[Data about app and page elements]
★ ★ ★ ★ ★ ★ ★

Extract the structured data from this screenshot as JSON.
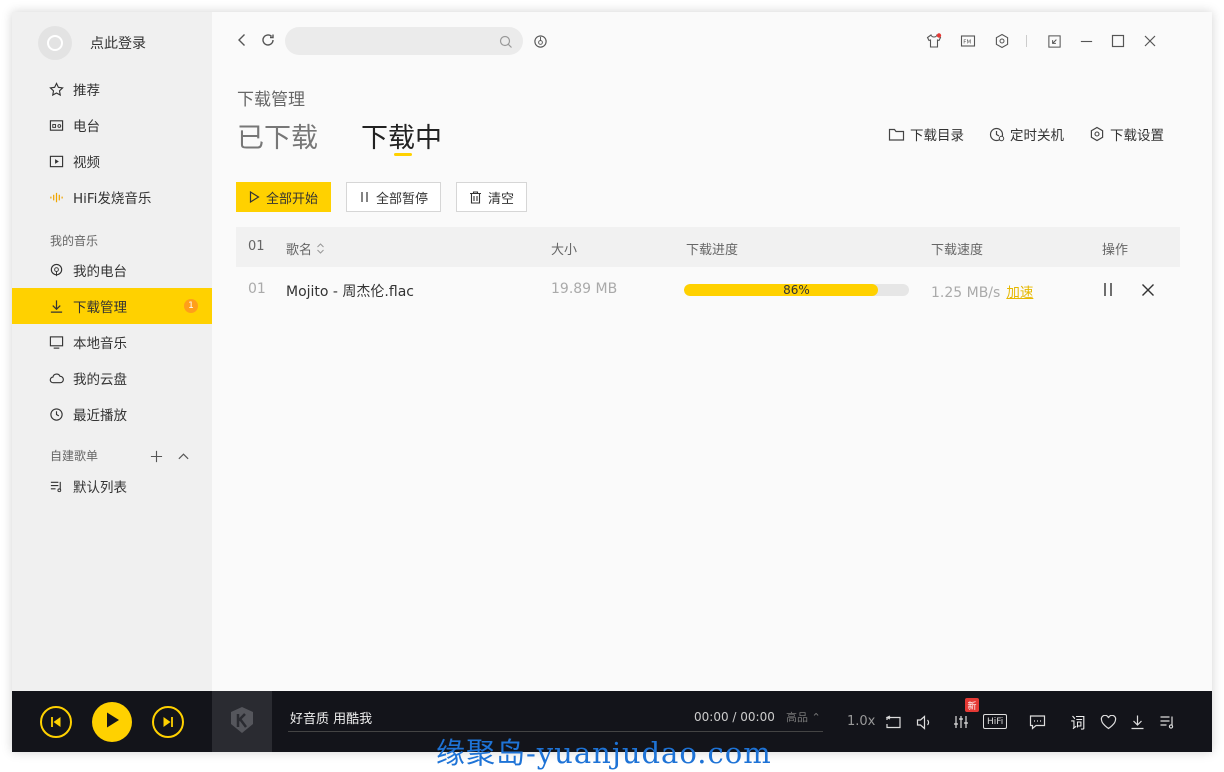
{
  "user": {
    "login_label": "点此登录"
  },
  "sidebar": {
    "items": [
      {
        "label": "推荐",
        "icon": "star-icon"
      },
      {
        "label": "电台",
        "icon": "radio-icon"
      },
      {
        "label": "视频",
        "icon": "video-icon"
      },
      {
        "label": "HiFi发烧音乐",
        "icon": "soundwave-icon"
      }
    ],
    "my_music_label": "我的音乐",
    "my_music_items": [
      {
        "label": "我的电台",
        "icon": "podcast-icon"
      },
      {
        "label": "下载管理",
        "icon": "download-icon",
        "badge": "1",
        "active": true
      },
      {
        "label": "本地音乐",
        "icon": "monitor-icon"
      },
      {
        "label": "我的云盘",
        "icon": "cloud-icon"
      },
      {
        "label": "最近播放",
        "icon": "clock-icon"
      }
    ],
    "playlists_label": "自建歌单",
    "playlists": [
      {
        "label": "默认列表",
        "icon": "playlist-icon"
      }
    ]
  },
  "page": {
    "caption": "下载管理",
    "tabs": [
      {
        "label": "已下载"
      },
      {
        "label": "下载中",
        "active": true
      }
    ],
    "actions": [
      {
        "label": "下载目录",
        "icon": "folder-icon"
      },
      {
        "label": "定时关机",
        "icon": "timer-icon"
      },
      {
        "label": "下载设置",
        "icon": "settings-hex-icon"
      }
    ],
    "buttons": {
      "start_all": "全部开始",
      "pause_all": "全部暂停",
      "clear": "清空"
    }
  },
  "table": {
    "columns": {
      "index": "01",
      "name": "歌名",
      "size": "大小",
      "progress": "下载进度",
      "speed": "下载速度",
      "ops": "操作"
    },
    "rows": [
      {
        "index": "01",
        "name": "Mojito - 周杰伦.flac",
        "size": "19.89 MB",
        "progress": 86,
        "progress_label": "86%",
        "speed": "1.25 MB/s",
        "accelerate": "加速"
      }
    ]
  },
  "player": {
    "song": "好音质 用酷我",
    "time": "00:00 / 00:00",
    "quality": "高品 ⌃",
    "speed": "1.0x",
    "new_badge": "新",
    "hifi_label": "HiFi",
    "lyric_label": "词"
  },
  "watermark": "缘聚岛-yuanjudao.com",
  "colors": {
    "accent": "#ffd100",
    "player_bg": "#13141a",
    "badge": "#ff9f1a"
  }
}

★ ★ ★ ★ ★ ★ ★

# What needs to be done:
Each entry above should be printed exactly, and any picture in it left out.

# Response below:
Extract the structured data from this screenshot as JSON.
{
  "user": {
    "login_label": "点此登录"
  },
  "sidebar": {
    "items": [
      {
        "label": "推荐",
        "icon": "star-icon"
      },
      {
        "label": "电台",
        "icon": "radio-icon"
      },
      {
        "label": "视频",
        "icon": "video-icon"
      },
      {
        "label": "HiFi发烧音乐",
        "icon": "soundwave-icon"
      }
    ],
    "my_music_label": "我的音乐",
    "my_music_items": [
      {
        "label": "我的电台",
        "icon": "podcast-icon"
      },
      {
        "label": "下载管理",
        "icon": "download-icon",
        "badge": "1",
        "active": true
      },
      {
        "label": "本地音乐",
        "icon": "monitor-icon"
      },
      {
        "label": "我的云盘",
        "icon": "cloud-icon"
      },
      {
        "label": "最近播放",
        "icon": "clock-icon"
      }
    ],
    "playlists_label": "自建歌单",
    "playlists": [
      {
        "label": "默认列表",
        "icon": "playlist-icon"
      }
    ]
  },
  "page": {
    "caption": "下载管理",
    "tabs": [
      {
        "label": "已下载"
      },
      {
        "label": "下载中",
        "active": true
      }
    ],
    "actions": [
      {
        "label": "下载目录",
        "icon": "folder-icon"
      },
      {
        "label": "定时关机",
        "icon": "timer-icon"
      },
      {
        "label": "下载设置",
        "icon": "settings-hex-icon"
      }
    ],
    "buttons": {
      "start_all": "全部开始",
      "pause_all": "全部暂停",
      "clear": "清空"
    }
  },
  "table": {
    "columns": {
      "index": "01",
      "name": "歌名",
      "size": "大小",
      "progress": "下载进度",
      "speed": "下载速度",
      "ops": "操作"
    },
    "rows": [
      {
        "index": "01",
        "name": "Mojito - 周杰伦.flac",
        "size": "19.89 MB",
        "progress": 86,
        "progress_label": "86%",
        "speed": "1.25 MB/s",
        "accelerate": "加速"
      }
    ]
  },
  "player": {
    "song": "好音质 用酷我",
    "time": "00:00 / 00:00",
    "quality": "高品 ⌃",
    "speed": "1.0x",
    "new_badge": "新",
    "hifi_label": "HiFi",
    "lyric_label": "词"
  },
  "watermark": "缘聚岛-yuanjudao.com",
  "colors": {
    "accent": "#ffd100",
    "player_bg": "#13141a",
    "badge": "#ff9f1a"
  }
}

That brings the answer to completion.